Remarkably few leading Paris-based Modernists were directly involved. Picasso, for example, though already settled in France, was exempted from service thanks to his Spanish nationality. His reaction to the war was to lock it away or lock himself away from it. These were the years when he began to move away from revolutionary Cubism towards Neo-Classicism. Léger was about the only major French Modernist who saw service at the front. Almost killed by a mustard gas attack in September 1916, he painted one major work, The Card Players, during a long period of convalescence. In this, a group of soldiers in a bivouac are given mechanical robot-like forms derived from the machinery of war. Léger later said that he regarded this work as “the first picture in which I deliberately took my subject from our own epoch.”
The painting has a curious feeling of emotional distance from events. This is also true of one of the few other really striking images produced by a French (or at any rate French identified) artist during the war. Felix Vallotton (1865-1925) was Swiss-born but had long been resident in France. When war broke out, he was already well known, as a member of the Nabis Group, prominent in the 1890s. He tried to join up but was rejected as too old. In 1917, however, he received a commission from the French Ministry of Fine Arts to record what he saw at the front. The most successful painting he made as a result of his visit to the front was one of Verdun, showing the battlefield at night, with searchlights, shell bursts and fires. A spectacle of this sort was something that the photographic technology of the time could not offer. Though it is an ambitious and radical work, the more ghoulish aspects of the war are kept at a safe distance, just as they are, in a somewhat different fashion, in the composition by Léger.

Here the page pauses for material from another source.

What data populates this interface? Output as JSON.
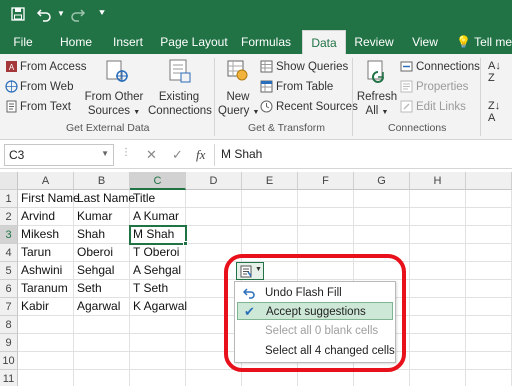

At first look, it might seem as if Paul Nash’s war-inspired masterpiece, the enormous The Menin Road (see main photo), does the same thing. Painted in 1919, it was an official commission for the Imperial War Museum and summarises Nash’s experience of the conflict. At first glance, it seems to be without human figures, but very gradually one begins to see a scattering of human actors amid the blasted tree trunks. What lingers here are traces of the apocalyptic spirit that is also to be seen at work in the compositions of the British Romantic John ‘Mad’ Martin, famous for his huge apocalyptic compositions. It does not distance the war as an immense, cataclysmic emotional force, which was what both Léger and Vallotton did in contrasting ways.
Nash was in fact offered official opportunities to record and react to the war that was largely denied to his continental counterparts, and, as the Tate show demonstrates, this was one of the perhaps few occasions in the history of Modernist art when officialdom seized its chance and was in the right.

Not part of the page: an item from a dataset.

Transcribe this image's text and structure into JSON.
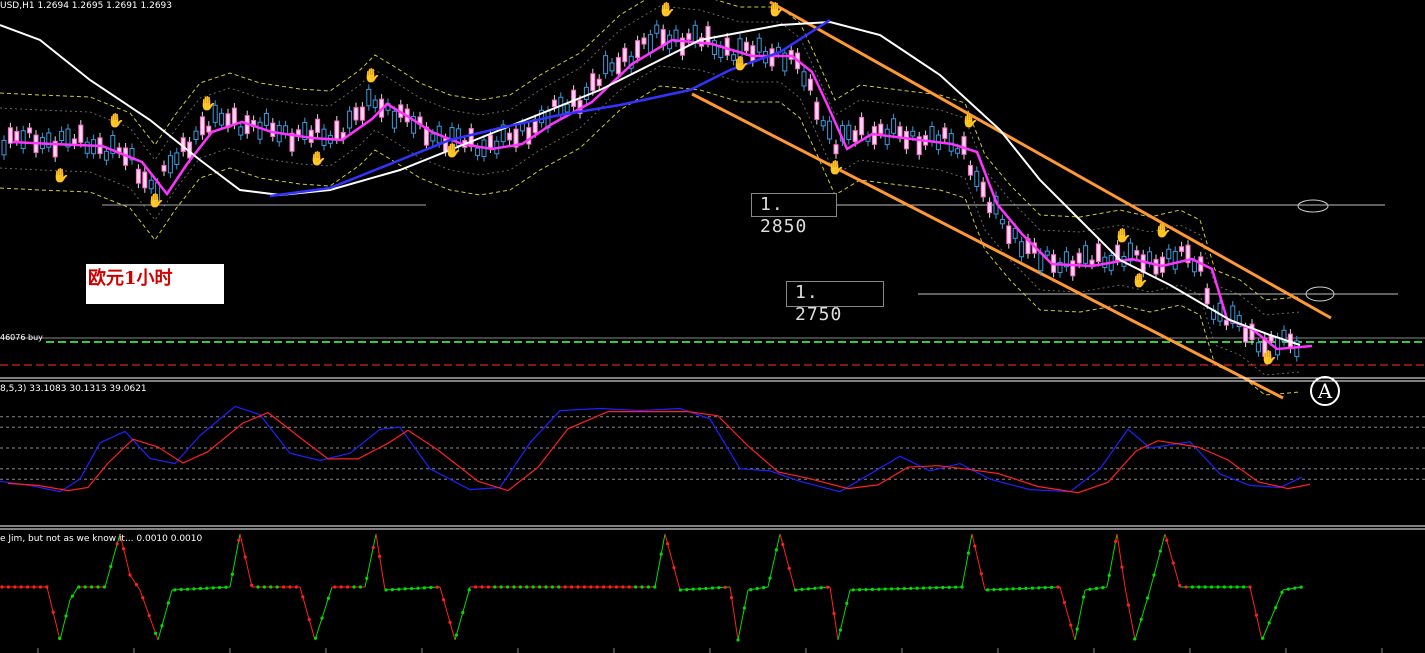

The paintings Nash made in the interwar years are pleasing enough, but his talent returned in full force with the second global conflict. The one picture in the show that rivals the Menin Road is the almost equally huge Totes Meer (Dead Sea) painted at the height of the Battle of Britain, which shows a vast dump of crashed German airplanes.

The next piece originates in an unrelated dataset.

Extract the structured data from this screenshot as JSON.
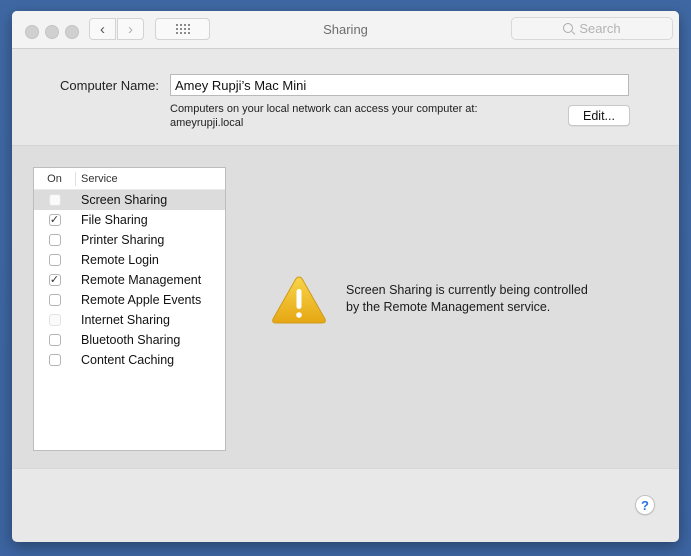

Nash was already in somewhat poor health when this was produced, and the final paintings in the show, visionary compositions entitled Solstice of the Sunflower and Eclipse of the Sunflower, both made in 1945, suggest that their creator’s real place is much more with Romantics such as Martin, or even Samuel Palmer (despite the huge contrast of scale), than it is the with Surrealist Movement with which, in the latter part of his career, he consciously associated himself.
Words: Edward Lucie-Smith
Photos: P C Robinson ©Artlyst 2016